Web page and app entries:
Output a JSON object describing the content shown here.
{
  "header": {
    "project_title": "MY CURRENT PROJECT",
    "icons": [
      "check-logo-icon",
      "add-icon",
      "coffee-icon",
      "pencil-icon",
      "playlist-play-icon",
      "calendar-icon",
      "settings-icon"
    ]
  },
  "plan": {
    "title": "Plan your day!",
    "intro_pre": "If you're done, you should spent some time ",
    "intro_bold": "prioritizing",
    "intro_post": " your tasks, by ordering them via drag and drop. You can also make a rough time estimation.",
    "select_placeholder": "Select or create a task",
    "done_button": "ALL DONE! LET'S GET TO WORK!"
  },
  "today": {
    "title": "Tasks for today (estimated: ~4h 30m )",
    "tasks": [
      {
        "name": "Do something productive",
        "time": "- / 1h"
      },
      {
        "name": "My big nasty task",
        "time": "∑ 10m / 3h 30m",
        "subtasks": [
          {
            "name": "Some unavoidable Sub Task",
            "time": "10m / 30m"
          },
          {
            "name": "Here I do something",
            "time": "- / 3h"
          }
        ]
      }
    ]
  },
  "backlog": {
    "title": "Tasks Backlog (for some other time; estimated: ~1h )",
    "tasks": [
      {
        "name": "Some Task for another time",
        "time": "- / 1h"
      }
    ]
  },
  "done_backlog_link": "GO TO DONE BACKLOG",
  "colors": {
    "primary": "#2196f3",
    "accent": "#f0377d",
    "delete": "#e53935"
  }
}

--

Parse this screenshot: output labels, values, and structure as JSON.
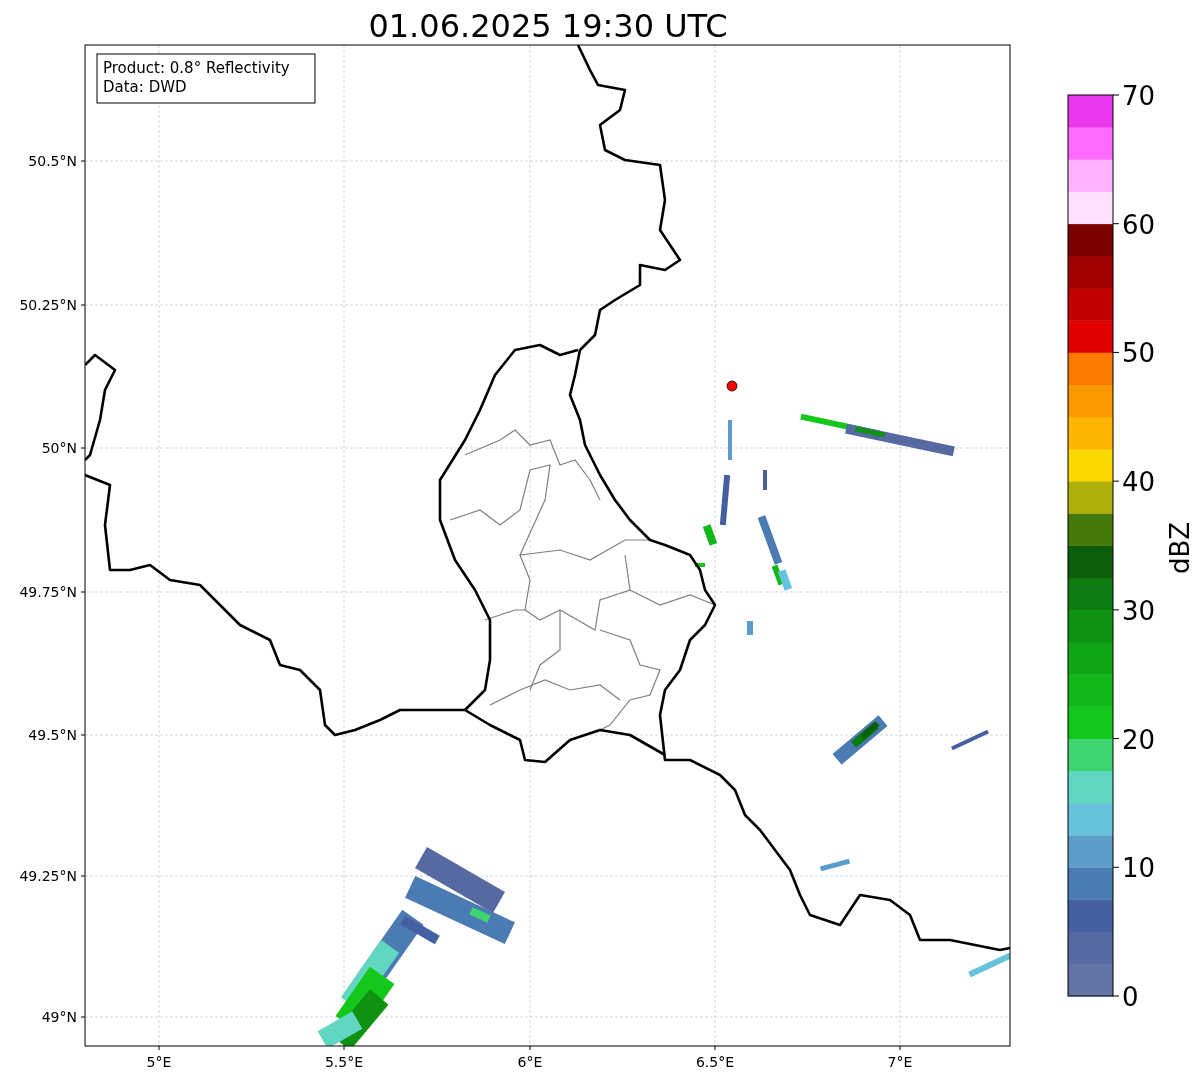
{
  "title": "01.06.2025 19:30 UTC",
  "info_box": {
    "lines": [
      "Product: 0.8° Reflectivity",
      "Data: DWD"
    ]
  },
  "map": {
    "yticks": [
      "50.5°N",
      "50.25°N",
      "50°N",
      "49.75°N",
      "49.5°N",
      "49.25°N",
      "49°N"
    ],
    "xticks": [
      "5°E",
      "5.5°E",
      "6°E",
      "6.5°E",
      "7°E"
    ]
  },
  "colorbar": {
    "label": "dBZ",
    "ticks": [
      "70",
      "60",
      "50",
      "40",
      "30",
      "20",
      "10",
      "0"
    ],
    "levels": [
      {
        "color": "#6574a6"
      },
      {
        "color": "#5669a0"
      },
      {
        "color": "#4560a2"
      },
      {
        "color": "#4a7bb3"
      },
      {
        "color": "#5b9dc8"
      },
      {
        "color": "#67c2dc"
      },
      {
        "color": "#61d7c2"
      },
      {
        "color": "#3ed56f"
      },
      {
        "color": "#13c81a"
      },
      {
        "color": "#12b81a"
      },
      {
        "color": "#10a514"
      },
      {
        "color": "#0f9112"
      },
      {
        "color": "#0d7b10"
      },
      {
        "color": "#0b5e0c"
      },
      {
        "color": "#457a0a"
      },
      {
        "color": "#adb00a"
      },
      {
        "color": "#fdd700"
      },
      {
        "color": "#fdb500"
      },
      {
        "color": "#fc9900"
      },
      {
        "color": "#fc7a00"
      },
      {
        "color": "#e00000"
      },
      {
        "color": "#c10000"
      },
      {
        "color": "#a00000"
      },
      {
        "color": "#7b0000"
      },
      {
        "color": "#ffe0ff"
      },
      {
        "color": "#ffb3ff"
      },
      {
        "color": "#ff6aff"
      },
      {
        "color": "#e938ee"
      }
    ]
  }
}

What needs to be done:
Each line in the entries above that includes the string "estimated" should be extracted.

Exercise answer:
    "title": "Tasks for today (estimated: ~4h 30m )",
    "title": "Tasks Backlog (for some other time; estimated: ~1h )",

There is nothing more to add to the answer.